[Opening GIVEN DATA section]

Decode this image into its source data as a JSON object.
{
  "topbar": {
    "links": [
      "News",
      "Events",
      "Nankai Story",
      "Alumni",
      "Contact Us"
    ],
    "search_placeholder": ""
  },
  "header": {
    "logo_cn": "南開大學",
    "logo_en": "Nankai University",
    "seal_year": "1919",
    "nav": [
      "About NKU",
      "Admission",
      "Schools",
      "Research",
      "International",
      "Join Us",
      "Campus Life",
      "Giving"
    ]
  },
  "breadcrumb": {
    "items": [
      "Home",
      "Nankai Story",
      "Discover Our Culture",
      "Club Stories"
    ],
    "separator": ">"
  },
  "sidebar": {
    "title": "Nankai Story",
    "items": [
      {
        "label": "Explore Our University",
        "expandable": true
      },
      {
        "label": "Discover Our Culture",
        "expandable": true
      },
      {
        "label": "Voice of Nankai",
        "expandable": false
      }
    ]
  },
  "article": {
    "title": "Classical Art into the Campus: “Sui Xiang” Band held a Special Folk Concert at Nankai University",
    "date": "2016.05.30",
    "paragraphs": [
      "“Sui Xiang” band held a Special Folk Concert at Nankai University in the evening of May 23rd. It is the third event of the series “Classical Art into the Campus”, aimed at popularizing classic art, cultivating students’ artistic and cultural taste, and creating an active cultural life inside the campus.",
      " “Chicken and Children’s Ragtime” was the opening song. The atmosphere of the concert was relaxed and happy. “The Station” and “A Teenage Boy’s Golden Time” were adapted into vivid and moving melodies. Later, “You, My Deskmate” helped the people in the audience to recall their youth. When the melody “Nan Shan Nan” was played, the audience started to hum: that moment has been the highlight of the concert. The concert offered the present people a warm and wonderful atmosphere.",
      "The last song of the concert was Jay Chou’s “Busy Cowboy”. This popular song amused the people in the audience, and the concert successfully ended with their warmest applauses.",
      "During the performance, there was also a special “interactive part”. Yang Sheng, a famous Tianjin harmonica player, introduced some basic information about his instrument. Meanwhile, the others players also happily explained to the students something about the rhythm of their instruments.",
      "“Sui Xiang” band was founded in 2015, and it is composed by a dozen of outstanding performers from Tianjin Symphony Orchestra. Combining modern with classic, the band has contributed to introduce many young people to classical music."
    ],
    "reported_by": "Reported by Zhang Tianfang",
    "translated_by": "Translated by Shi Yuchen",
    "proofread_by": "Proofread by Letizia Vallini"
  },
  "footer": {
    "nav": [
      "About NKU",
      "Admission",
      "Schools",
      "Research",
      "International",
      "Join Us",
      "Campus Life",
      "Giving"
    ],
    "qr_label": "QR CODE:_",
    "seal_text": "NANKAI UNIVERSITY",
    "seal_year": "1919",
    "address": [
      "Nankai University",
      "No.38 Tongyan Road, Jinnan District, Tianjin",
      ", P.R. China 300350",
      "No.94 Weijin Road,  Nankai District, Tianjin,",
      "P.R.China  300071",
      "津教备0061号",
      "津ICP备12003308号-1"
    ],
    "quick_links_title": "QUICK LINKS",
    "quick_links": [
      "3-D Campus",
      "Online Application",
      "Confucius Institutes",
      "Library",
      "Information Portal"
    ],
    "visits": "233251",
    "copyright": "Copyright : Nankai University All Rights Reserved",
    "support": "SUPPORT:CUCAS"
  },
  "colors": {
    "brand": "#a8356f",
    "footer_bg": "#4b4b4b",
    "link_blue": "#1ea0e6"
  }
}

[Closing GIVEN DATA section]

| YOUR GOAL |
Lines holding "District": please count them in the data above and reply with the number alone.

| WRITTEN RESPONSE |
2